Task statement> When a line in the records contains the string "text", copy that line.

Material to process>
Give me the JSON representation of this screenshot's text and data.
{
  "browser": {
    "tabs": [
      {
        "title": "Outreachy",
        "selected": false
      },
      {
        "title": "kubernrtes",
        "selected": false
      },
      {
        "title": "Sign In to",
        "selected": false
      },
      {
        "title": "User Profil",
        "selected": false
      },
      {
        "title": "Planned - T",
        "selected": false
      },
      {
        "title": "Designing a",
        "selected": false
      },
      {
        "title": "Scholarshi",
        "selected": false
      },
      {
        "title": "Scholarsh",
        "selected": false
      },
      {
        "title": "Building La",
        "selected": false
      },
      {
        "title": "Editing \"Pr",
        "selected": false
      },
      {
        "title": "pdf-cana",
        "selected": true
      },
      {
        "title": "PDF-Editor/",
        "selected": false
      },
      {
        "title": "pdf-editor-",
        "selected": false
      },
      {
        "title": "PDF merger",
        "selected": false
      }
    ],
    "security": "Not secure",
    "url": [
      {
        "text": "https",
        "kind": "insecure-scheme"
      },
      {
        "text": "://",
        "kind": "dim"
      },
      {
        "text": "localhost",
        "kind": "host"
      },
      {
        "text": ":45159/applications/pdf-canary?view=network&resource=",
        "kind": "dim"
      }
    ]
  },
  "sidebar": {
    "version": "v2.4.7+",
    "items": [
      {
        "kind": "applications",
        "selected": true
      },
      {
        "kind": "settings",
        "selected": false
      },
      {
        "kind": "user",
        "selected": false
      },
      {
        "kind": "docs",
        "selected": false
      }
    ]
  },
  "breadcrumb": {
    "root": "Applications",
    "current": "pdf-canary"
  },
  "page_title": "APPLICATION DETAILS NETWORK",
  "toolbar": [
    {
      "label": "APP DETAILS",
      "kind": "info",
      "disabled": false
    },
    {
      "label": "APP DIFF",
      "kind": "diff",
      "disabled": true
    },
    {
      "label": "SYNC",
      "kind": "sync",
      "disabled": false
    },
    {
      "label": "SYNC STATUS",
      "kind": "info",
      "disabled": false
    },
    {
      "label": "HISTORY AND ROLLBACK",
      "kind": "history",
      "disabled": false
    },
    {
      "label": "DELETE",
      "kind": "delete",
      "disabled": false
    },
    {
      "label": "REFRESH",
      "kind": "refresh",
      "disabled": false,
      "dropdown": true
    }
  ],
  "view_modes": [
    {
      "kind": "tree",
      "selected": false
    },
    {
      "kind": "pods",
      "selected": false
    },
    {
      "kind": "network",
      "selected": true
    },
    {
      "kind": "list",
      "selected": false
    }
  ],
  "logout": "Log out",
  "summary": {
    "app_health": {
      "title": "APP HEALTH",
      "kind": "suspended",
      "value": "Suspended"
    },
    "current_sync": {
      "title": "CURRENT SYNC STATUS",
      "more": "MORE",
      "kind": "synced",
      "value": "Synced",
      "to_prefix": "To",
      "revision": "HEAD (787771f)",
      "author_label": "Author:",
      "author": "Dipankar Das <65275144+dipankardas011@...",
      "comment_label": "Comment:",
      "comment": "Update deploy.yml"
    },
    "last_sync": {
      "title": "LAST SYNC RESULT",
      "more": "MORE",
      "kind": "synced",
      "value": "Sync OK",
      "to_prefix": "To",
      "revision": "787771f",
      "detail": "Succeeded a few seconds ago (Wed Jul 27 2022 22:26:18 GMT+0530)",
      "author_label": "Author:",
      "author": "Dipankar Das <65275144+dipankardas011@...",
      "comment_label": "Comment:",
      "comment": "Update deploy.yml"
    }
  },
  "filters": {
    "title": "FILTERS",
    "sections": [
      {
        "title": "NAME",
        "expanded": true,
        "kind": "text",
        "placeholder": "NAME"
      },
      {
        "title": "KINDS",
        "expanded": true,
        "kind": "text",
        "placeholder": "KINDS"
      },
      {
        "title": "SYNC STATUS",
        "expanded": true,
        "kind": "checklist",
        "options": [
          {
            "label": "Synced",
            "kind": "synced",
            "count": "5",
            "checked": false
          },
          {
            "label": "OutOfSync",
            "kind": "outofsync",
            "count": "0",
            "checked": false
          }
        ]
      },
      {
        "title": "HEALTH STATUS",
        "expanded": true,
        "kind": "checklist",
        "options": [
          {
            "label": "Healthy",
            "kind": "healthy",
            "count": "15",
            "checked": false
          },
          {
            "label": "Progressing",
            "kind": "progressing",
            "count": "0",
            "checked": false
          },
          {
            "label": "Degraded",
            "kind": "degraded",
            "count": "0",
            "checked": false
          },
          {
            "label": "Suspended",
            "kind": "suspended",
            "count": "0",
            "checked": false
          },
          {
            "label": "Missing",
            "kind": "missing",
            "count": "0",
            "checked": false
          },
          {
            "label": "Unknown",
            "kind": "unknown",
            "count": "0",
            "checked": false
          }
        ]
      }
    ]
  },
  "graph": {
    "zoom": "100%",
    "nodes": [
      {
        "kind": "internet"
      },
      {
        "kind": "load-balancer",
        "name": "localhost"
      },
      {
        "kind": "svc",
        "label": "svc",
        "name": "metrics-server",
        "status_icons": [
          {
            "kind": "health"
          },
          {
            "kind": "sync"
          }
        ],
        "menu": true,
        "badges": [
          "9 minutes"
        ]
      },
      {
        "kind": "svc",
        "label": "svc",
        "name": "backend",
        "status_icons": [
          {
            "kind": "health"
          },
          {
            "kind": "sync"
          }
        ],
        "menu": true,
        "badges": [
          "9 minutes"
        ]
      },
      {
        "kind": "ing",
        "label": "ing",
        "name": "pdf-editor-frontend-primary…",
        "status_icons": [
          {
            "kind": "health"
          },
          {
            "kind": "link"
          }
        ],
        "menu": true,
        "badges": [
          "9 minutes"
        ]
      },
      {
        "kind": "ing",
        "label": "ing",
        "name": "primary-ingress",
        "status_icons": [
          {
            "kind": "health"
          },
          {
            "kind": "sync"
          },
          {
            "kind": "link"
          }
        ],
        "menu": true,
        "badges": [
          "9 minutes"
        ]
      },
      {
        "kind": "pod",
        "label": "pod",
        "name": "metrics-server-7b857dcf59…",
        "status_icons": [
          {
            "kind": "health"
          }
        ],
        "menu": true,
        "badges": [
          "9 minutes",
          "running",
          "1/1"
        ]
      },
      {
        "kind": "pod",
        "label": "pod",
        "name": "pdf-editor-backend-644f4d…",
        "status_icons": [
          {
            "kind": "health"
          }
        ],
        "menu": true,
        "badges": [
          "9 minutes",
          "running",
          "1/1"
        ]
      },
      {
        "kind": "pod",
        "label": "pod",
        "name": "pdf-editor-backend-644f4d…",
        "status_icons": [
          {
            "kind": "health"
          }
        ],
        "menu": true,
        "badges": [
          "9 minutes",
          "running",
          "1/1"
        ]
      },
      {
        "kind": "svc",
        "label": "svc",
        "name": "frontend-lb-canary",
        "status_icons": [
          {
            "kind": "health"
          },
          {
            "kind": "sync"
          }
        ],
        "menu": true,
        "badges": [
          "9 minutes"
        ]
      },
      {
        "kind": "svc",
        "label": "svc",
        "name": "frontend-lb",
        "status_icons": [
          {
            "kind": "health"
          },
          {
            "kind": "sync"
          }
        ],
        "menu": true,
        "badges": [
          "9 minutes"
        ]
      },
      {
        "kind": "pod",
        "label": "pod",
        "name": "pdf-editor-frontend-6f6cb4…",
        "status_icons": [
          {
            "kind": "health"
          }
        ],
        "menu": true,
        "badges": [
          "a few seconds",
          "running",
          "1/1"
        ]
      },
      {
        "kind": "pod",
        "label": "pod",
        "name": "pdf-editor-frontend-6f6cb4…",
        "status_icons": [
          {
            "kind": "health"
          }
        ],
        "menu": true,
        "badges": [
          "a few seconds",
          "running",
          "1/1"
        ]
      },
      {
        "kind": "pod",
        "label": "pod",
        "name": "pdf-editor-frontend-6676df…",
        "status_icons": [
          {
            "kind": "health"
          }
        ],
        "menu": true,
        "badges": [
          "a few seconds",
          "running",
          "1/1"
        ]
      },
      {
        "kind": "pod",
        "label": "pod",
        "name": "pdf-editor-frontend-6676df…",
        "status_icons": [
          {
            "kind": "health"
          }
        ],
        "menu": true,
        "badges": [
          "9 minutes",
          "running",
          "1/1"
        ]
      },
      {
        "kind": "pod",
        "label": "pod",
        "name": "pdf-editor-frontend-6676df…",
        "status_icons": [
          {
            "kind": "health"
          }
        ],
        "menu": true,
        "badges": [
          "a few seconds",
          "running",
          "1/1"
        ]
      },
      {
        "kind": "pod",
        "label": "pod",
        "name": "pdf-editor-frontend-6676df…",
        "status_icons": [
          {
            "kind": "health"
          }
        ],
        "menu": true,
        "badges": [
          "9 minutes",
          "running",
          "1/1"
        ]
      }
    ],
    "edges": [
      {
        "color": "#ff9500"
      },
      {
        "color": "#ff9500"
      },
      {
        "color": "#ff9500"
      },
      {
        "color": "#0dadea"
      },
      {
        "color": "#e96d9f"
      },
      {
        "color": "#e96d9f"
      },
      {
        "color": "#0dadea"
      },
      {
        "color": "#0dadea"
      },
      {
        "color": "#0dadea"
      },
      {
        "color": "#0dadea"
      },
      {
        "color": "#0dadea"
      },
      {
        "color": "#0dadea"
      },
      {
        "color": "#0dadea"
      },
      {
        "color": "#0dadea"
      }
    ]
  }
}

Task result>
Give me the JSON representation of this screenshot's text and data.
        "text": "https",
        "text": "://",
        "text": "localhost",
        "text": ":45159/applications/pdf-canary?view=network&resource=",
        "kind": "text",
        "kind": "text",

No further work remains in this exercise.